Automatic Bill Payment – It Can Be Good And Bad
Do you pay your bills by mail, in person, online, automatically, or a combination of all four? I do a combination of all four, although the majority of my bills are paid online. It's a convenience and a time-saver for me.
I still prefer to pay a few local bills in person, like my mortgage, and a couple I will still affix a stamp on it and send out through the United States Postal Service. After all, I have a brother who works for the USPS, and I support him and all hard-working postal employees.
Some of my bills are paid automatically. A couple is for yearly magazine subscriptions that I forget about until the payment shows up in my checking account. According to an article in Reader's Digest (yes, I subscribe), they mention six bills that you shouldn't pay via auto-pay.

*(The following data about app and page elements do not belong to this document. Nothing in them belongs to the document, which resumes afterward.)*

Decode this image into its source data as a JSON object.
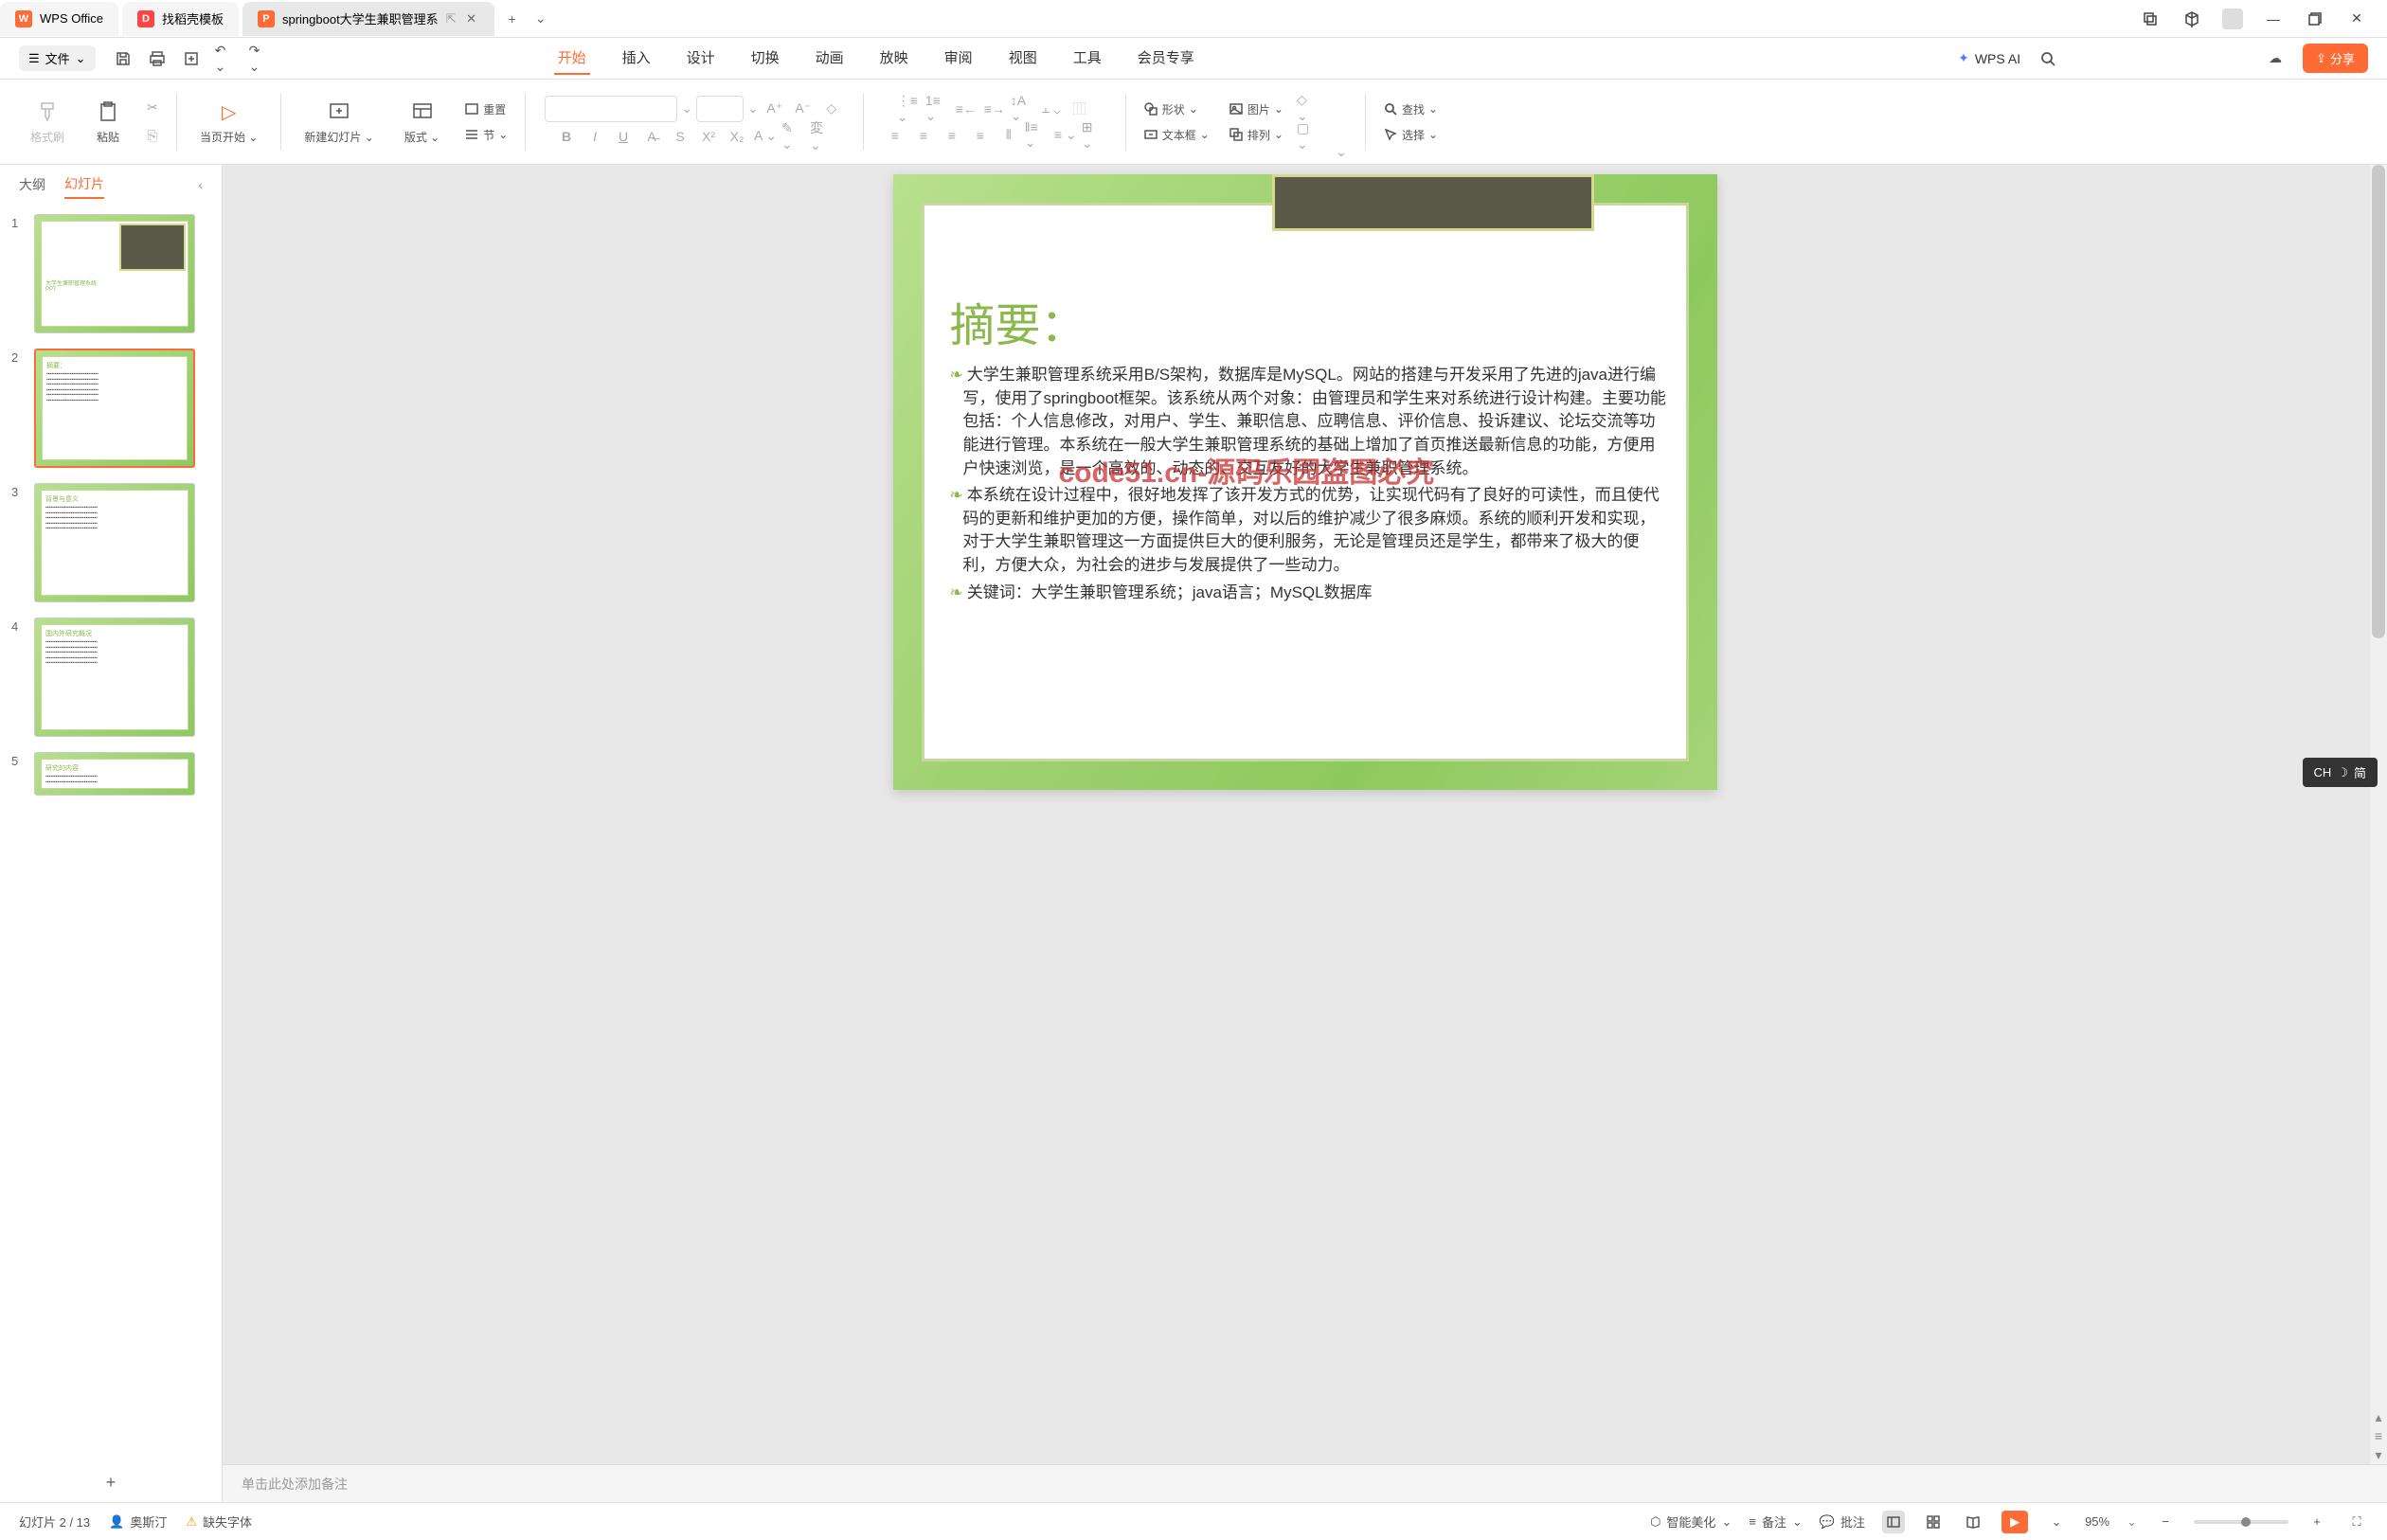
{
  "tabs": {
    "wps": "WPS Office",
    "doke": "找稻壳模板",
    "active": "springboot大学生兼职管理系",
    "new": "+"
  },
  "file_menu": "文件",
  "menutabs": {
    "start": "开始",
    "insert": "插入",
    "design": "设计",
    "transition": "切换",
    "animation": "动画",
    "slideshow": "放映",
    "review": "审阅",
    "view": "视图",
    "tools": "工具",
    "member": "会员专享"
  },
  "wps_ai": "WPS AI",
  "share_btn": "分享",
  "ribbon": {
    "formatpainter": "格式刷",
    "paste": "粘贴",
    "currentpage": "当页开始",
    "newslide": "新建幻灯片",
    "layout": "版式",
    "reset": "重置",
    "section": "节",
    "shape": "形状",
    "image": "图片",
    "textbox": "文本框",
    "arrange": "排列",
    "find": "查找",
    "select": "选择"
  },
  "sidebar": {
    "outline": "大纲",
    "slides": "幻灯片"
  },
  "thumbs": {
    "t1": {
      "title": "大学生兼职管理系统",
      "sub": "PPT"
    },
    "t2": {
      "title": "摘要："
    },
    "t3": {
      "title": "背景与意义"
    },
    "t4": {
      "title": "国内外研究概况"
    },
    "t5": {
      "title": "研究的内容"
    }
  },
  "slide": {
    "title": "摘要：",
    "p1": "大学生兼职管理系统采用B/S架构，数据库是MySQL。网站的搭建与开发采用了先进的java进行编写，使用了springboot框架。该系统从两个对象：由管理员和学生来对系统进行设计构建。主要功能包括：个人信息修改，对用户、学生、兼职信息、应聘信息、评价信息、投诉建议、论坛交流等功能进行管理。本系统在一般大学生兼职管理系统的基础上增加了首页推送最新信息的功能，方便用户快速浏览，是一个高效的、动态的、交互友好的大学生兼职管理系统。",
    "p2": "本系统在设计过程中，很好地发挥了该开发方式的优势，让实现代码有了良好的可读性，而且使代码的更新和维护更加的方便，操作简单，对以后的维护减少了很多麻烦。系统的顺利开发和实现，对于大学生兼职管理这一方面提供巨大的便利服务，无论是管理员还是学生，都带来了极大的便利，方便大众，为社会的进步与发展提供了一些动力。",
    "p3": "关键词：大学生兼职管理系统；java语言；MySQL数据库",
    "watermark": "code51.cn-源码乐园盗图必究"
  },
  "notes_placeholder": "单击此处添加备注",
  "statusbar": {
    "slide_counter": "幻灯片 2 / 13",
    "author": "奥斯汀",
    "missing_font": "缺失字体",
    "beautify": "智能美化",
    "notes": "备注",
    "comments": "批注",
    "zoom": "95%"
  },
  "ime": {
    "lang": "CH",
    "mode": "简"
  }
}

One of those includes what I just mentioned - annual subscriptions and auto-renewals. Guess what? My Reader's Digest subscription is an auto-renewal. I understand what they are getting at though. And to their credit, they notify me well in advance that my annual subscription payment is coming up.
If you don't keep your financial records up to date or are aware of your balance, that could become a problem. When that annual subscription comes due, if your balance is too low to cover, you will end up with a negative amount, and those overdrawn fees can sting.

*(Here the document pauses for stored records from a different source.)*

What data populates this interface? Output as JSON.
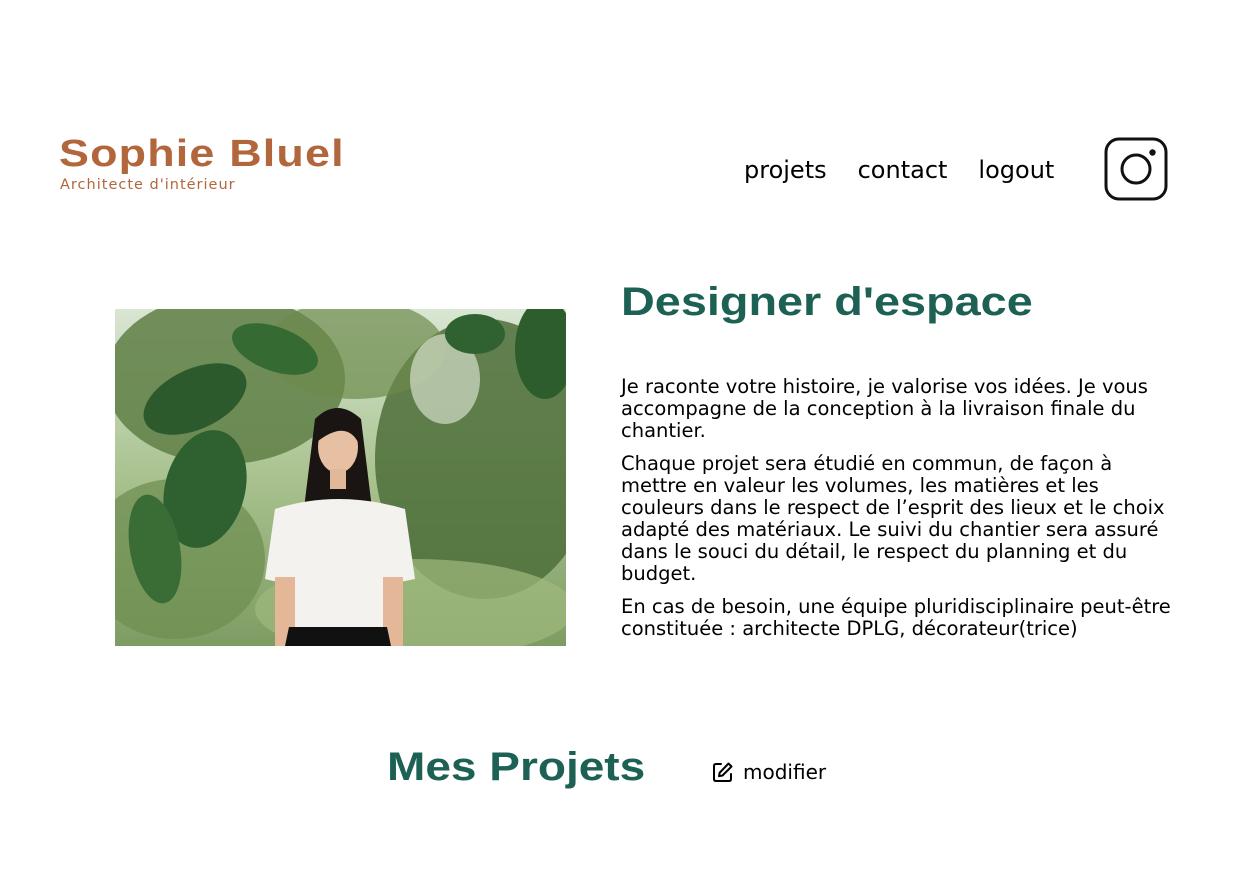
{
  "header": {
    "brand_name": "Sophie Bluel",
    "brand_tagline": "Architecte d'intérieur",
    "nav": {
      "projects": "projets",
      "contact": "contact",
      "logout": "logout"
    },
    "social_icon": "instagram-icon"
  },
  "introduction": {
    "title": "Designer d'espace",
    "paragraphs": [
      "Je raconte votre histoire, je valorise vos idées. Je vous accompagne de la conception à la livraison finale du chantier.",
      "Chaque projet sera étudié en commun, de façon à mettre en valeur les volumes, les matières et les couleurs dans le respect de l’esprit des lieux et le choix adapté des matériaux. Le suivi du chantier sera assuré dans le souci du détail, le respect du planning et du budget.",
      "En cas de besoin, une équipe pluridisciplinaire peut-être constituée : architecte DPLG, décorateur(trice)"
    ]
  },
  "portfolio": {
    "title": "Mes Projets",
    "edit_label": "modifier",
    "edit_icon": "pen-to-square-icon"
  },
  "colors": {
    "brand": "#B1663C",
    "accent": "#1D6154"
  }
}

Other bills Reader's Digest suggest you don't put on auto-renewal include utility and cable bills, memberships, and credit card bills. Utility and cable bill amounts can change from month to month and if you don't have enough in your account to cover a higher-than-normal monthly bill, you could overdraw on your bank or credit card account.
Basically, it's not a bad thing to have your bills paid automatically if you pay attention to the amounts in advance and make sure the account that you use to pay these bills has enough to cover the amount. For some people, that's easier said than done.